Through a SIIF grant, Foulk traveled seven hours to Peniche, Portugal where she received a global perspective attending the ninth stop on the World Surf League (WSL) Championship Tour. “I was able to enjoy the surfing competition while focusing on language and cultural aspects, from getting to know people in my hostel to the overall environment of the competition.”
At her hostel, Foulk met travelers from Brazil, Australia, New Zealand and other international destinations who came to watch the competition. She spoke to fans and surfers throughout the weekend, switching from English to Spanish and even attempting Portuguese.
“Nearly everything about that weekend was priceless,” she says. “We spent the day watching the best surfing in the world with some of the most endearing and funny people I had ever been around, watching the reaction of the crowd and the champs, and then celebrating back at the hostel with stone-cooked pizza and endless conversation.”
In retrospect, Foulk believes that the competition provided an ideal environment for her questions. “Competitive surfing is the only sport I can think of that celebrates and respects surfers from any country that offers swells. The athletes may be fierce when competing, but out of the water they get along as if they were family,” she says.

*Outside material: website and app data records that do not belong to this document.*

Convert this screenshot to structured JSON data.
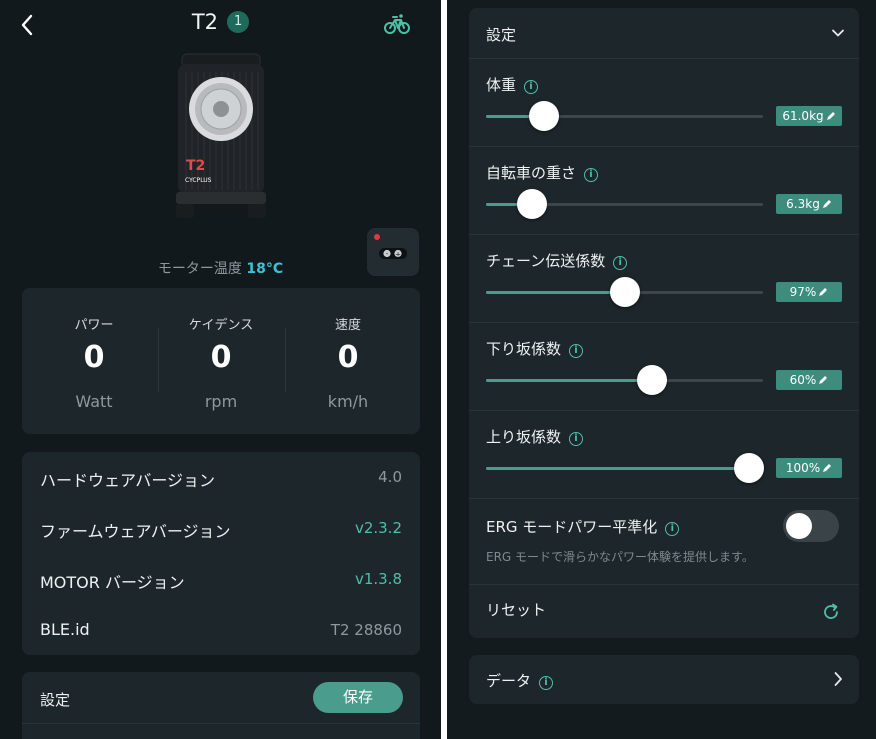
{
  "left": {
    "header": {
      "title": "T2",
      "badge": "1",
      "back_icon": "chevron-left-icon",
      "bike_icon": "bike-icon"
    },
    "device": {
      "brand": "CYCPLUS",
      "model_mark": "T2"
    },
    "motor_temp": {
      "label": "モーター温度",
      "value": "18°C"
    },
    "remote": {
      "minus": "-",
      "plus": "+"
    },
    "stats": [
      {
        "label": "パワー",
        "value": "0",
        "unit": "Watt"
      },
      {
        "label": "ケイデンス",
        "value": "0",
        "unit": "rpm"
      },
      {
        "label": "速度",
        "value": "0",
        "unit": "km/h"
      }
    ],
    "versions": [
      {
        "key": "ハードウェアバージョン",
        "value": "4.0"
      },
      {
        "key": "ファームウェアバージョン",
        "value": "v2.3.2"
      },
      {
        "key": "MOTOR バージョン",
        "value": "v1.3.8"
      },
      {
        "key": "BLE.id",
        "value": "T2 28860"
      }
    ],
    "settings": {
      "label": "設定",
      "save_label": "保存"
    }
  },
  "right": {
    "settings_header": "設定",
    "sliders": [
      {
        "label": "体重",
        "value": "61.0kg",
        "level": 0.21
      },
      {
        "label": "自転車の重さ",
        "value": "6.3kg",
        "level": 0.165
      },
      {
        "label": "チェーン伝送係数",
        "value": "97%",
        "level": 0.5
      },
      {
        "label": "下り坂係数",
        "value": "60%",
        "level": 0.6
      },
      {
        "label": "上り坂係数",
        "value": "100%",
        "level": 0.95
      }
    ],
    "erg": {
      "label": "ERG モードパワー平準化",
      "description": "ERG モードで滑らかなパワー体験を提供します。",
      "enabled": false
    },
    "reset_label": "リセット",
    "data_label": "データ"
  },
  "colors": {
    "accent": "#4a9c8c",
    "temp": "#3fc0d8",
    "background": "#12191d",
    "card": "#1d262b"
  }
}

Foulk says her experience helped her gain a deeper cultural understanding of the role of the sport in bringing together an increasingly global world. “The celebration of sports has always been a world-wide language,” she says. “The mutual love for surfing allowed me to befriend new people from many continents.”